“I’ve washed the plates,” you told him. You spoke Yoruba, because only then would he understand the unspoken message – it’s your job, brother, to sweep.

That was why it was good to try Yoruba, once in a while.

A name popped into your thoughts. Debbie. She’d always encouraged you to speak the language. “Don’t sacrifice your dialect on the altar of civilization,” she would say. She knew French too and even though your fingers had almost glued together once while begging her to teach you, she’d opted to converse in Yoruba.

You made a mental note to pop her a message.

You remembered the text. You ran inside.

*

You sit on the smaller of the two sofas and nurse the word, sofa. You check the dictionary and find that sofa means: an upholstered seat for more than one person. You manage a small smile at your brother.

“Don’t tell me,” he says.

“You’re right. As long as it can host more than one butt, it’s a sofa.”

“I still haven’t forgotten basic words,” he says.

You nod. Your eyes return to the phone. The text message is still open. You run over the words again and tell yourself not to attach anything to it. They are just words. Somewhere inside, the small black man shakes his head in pity. It is the same man that whispered the words late Friday night, the words that made you do the things you’d vouched to never do again.
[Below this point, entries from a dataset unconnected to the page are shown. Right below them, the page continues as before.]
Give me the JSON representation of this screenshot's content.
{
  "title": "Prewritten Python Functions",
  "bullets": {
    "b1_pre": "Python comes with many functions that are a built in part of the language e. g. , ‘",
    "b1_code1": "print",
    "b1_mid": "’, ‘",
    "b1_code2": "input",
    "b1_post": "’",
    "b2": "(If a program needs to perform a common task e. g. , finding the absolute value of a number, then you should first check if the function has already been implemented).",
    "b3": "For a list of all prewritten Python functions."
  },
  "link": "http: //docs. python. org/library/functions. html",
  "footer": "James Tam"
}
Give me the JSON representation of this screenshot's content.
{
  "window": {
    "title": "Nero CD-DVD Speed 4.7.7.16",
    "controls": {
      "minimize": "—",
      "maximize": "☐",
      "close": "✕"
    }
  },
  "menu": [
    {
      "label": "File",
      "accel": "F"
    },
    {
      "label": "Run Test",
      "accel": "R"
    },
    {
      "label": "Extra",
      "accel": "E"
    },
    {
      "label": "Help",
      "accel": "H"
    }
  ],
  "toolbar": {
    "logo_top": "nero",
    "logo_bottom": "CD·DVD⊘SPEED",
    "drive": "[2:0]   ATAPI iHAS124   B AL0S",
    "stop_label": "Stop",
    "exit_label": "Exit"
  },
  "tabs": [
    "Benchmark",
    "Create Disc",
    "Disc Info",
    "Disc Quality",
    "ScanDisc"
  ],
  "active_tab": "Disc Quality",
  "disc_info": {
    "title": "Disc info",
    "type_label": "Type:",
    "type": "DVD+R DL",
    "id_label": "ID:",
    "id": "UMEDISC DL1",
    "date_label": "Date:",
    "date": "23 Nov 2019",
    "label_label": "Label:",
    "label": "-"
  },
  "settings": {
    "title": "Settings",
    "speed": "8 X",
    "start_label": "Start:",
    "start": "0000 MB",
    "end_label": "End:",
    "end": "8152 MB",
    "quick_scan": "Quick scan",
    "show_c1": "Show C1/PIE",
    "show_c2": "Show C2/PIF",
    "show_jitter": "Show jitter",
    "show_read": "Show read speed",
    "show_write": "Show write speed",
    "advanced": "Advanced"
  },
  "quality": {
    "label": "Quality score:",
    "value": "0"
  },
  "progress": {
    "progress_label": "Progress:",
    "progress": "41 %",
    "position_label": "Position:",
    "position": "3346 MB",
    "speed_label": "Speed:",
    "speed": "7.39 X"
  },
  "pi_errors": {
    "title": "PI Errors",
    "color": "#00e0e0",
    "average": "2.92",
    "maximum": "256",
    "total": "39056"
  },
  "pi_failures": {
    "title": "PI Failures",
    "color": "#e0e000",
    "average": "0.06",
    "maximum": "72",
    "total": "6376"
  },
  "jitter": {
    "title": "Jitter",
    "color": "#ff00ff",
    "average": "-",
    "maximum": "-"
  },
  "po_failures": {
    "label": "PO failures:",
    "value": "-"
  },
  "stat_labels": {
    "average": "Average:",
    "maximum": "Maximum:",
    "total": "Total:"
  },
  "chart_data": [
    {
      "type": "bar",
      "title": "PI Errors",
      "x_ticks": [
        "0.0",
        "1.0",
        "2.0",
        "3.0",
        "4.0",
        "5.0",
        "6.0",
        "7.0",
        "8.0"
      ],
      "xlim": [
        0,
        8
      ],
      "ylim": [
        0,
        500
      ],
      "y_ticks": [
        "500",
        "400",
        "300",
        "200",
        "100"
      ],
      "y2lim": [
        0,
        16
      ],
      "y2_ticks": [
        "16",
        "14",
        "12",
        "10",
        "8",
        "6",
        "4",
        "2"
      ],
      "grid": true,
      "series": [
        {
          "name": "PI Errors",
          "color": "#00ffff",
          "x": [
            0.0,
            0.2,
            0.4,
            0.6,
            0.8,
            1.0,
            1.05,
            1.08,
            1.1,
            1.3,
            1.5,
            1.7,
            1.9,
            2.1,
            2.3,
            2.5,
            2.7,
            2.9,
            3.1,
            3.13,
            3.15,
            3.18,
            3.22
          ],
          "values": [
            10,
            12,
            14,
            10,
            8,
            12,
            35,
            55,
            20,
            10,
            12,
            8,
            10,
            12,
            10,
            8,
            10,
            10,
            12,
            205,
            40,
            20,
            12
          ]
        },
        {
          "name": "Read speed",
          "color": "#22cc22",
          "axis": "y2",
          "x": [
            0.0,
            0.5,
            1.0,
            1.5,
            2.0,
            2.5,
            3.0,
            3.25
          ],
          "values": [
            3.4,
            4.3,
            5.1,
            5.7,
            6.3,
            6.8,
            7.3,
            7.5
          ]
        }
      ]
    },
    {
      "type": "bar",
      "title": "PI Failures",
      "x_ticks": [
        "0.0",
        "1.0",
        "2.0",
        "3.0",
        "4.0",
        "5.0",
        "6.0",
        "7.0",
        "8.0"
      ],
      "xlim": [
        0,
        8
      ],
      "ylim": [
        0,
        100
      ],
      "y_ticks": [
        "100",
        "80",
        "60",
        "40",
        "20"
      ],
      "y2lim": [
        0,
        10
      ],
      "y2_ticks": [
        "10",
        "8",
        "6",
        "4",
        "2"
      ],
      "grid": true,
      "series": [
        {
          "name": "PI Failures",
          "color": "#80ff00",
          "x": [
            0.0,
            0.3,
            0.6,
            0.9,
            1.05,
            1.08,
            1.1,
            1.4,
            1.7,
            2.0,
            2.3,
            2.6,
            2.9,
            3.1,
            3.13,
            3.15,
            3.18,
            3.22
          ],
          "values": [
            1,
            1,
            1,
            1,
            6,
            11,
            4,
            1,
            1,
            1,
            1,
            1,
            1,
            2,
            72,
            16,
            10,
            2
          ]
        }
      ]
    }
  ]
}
Hate balloons in your heart.

“Hope you’re good,” brother asks. A collection is opened before him. The cover design sports I Said These Words, and underneath the caption, a man screaming into the universe. A subtitle reads, poetry for the deaf.

Wait, is that a subtitle?

“How’s she?” he is asking.

“Who?”

He nudges at your phone. “You’re reading her message.”

“She’s fine,” you say. You adjust in your seat. “Hmm, there’s something I need your opinion on o.”

Your brother perks. The way you said o, that way peculiar to you, is what bonds you both together. The freeness of your dialogue.

“Something happened Friday night, and no, it’s private. So, I wake up this morning and find that Debbie has sent a text. I ignore it for hours, and when I finally stand up to it, I realize it’s like a recap of what went down on Friday.”

Your brother gives you the wait-up-bro-I’m-lost-here look. “Okay?”

“Thing is, what happened was private.”

“You said so once.”

“Just listen. I mean, personal. No one saw it happen. It was a mental collapse and I alone took part in it.”

The stare on his face rebirths. Now, he’s rising. He’s dropping the book and he’s closing the space within you.

“I’m not telling,” you scream as he approaches.

He presses you to the chair and slaps the phone away. You try to duck but his arms, the length of a point guard, draws you back with the ease at which one swabs away a fly. Your neck is under his arm and he is pulling at the flatness of your cheek. “You better talk.” You’re wiggling under his weight and pushing away and he’s smiling until you pinch the side of his midsection, tingling so much he lets up.

“I’m not…saying…a word,” you say, your breath coming in rasps.

He rests at the edge of his seat as though he’d be glad to launch another attack. “You are wondering how she knows, right?”

“Yeah.” You add a nod, just so he’s convinced.

His eyelids flap close and you think they’re shut, but then, you can see his eyeballs again. “Well, I know how.”

Your shoulders droop. “How?”

“Tell me about the collapse,” he says.

You smile and pick your phone. You look at him, smile, then stand. He settles into the chair and resumes reading. There’s silence again, that dangerous silence of insecurity, as you return to the room and prepare to reply Debbie’s text.

 

P.S: The image included in the post is in no way a form of advert. I included it because I felt like. December’s halfway gone and I’m just putting up my first post. Apologies for the inconsistency. Perhaps I’d write more. Perhaps.